---------- Data to examine ----------

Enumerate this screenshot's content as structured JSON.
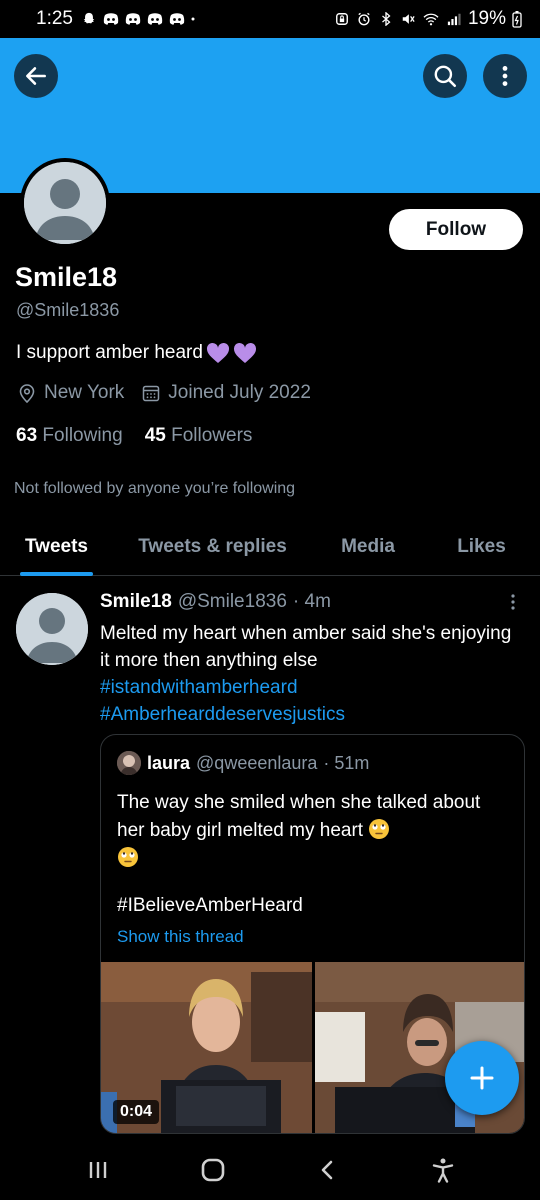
{
  "status_bar": {
    "time": "1:25",
    "battery": "19%",
    "icons": [
      "snapchat-icon",
      "discord-icon",
      "discord-icon",
      "discord-icon",
      "discord-icon",
      "dot-icon",
      "lock-icon",
      "alarm-icon",
      "bluetooth-icon",
      "mute-icon",
      "wifi-icon",
      "signal-icon",
      "battery-charging-icon"
    ]
  },
  "header": {
    "back_icon": "arrow-left-icon",
    "search_icon": "search-icon",
    "more_icon": "more-vertical-icon",
    "banner_color": "#1da1f2"
  },
  "profile": {
    "name": "Smile18",
    "handle": "@Smile1836",
    "bio": "I support amber heard",
    "bio_emojis": [
      "purple-heart",
      "purple-heart"
    ],
    "location": "New York",
    "joined": "Joined July 2022",
    "following_count": "63",
    "following_label": "Following",
    "followers_count": "45",
    "followers_label": "Followers",
    "not_followed_text": "Not followed by anyone you’re following",
    "follow_label": "Follow"
  },
  "tabs": [
    {
      "label": "Tweets",
      "active": true
    },
    {
      "label": "Tweets & replies",
      "active": false
    },
    {
      "label": "Media",
      "active": false
    },
    {
      "label": "Likes",
      "active": false
    }
  ],
  "tweet": {
    "name": "Smile18",
    "handle": "@Smile1836",
    "time": "· 4m",
    "text": "Melted my heart when amber said she's enjoying it more then anything else",
    "hashtags": [
      "#istandwithamberheard",
      "#Amberhearddeservesjustics"
    ],
    "quote": {
      "name": "laura",
      "handle": "@qweeenlaura",
      "time": "· 51m",
      "text": "The way she smiled when she talked about her baby girl melted my heart",
      "emojis": [
        "rolling-eyes-face",
        "rolling-eyes-face"
      ],
      "hashtag": "#IBelieveAmberHeard",
      "show_thread": "Show this thread",
      "video_duration": "0:04"
    }
  },
  "fab": {
    "icon": "plus-icon"
  },
  "nav_bar": {
    "icons": [
      "recent-apps-icon",
      "home-icon",
      "back-icon",
      "accessibility-icon"
    ]
  },
  "colors": {
    "accent": "#1d9bf0",
    "secondary_text": "#8b98a5",
    "border": "#2f3336",
    "background": "#000000",
    "heart": "#b98de9"
  }
}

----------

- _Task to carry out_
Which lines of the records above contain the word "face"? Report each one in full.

- _Task result_
        "rolling-eyes-face",
        "rolling-eyes-face"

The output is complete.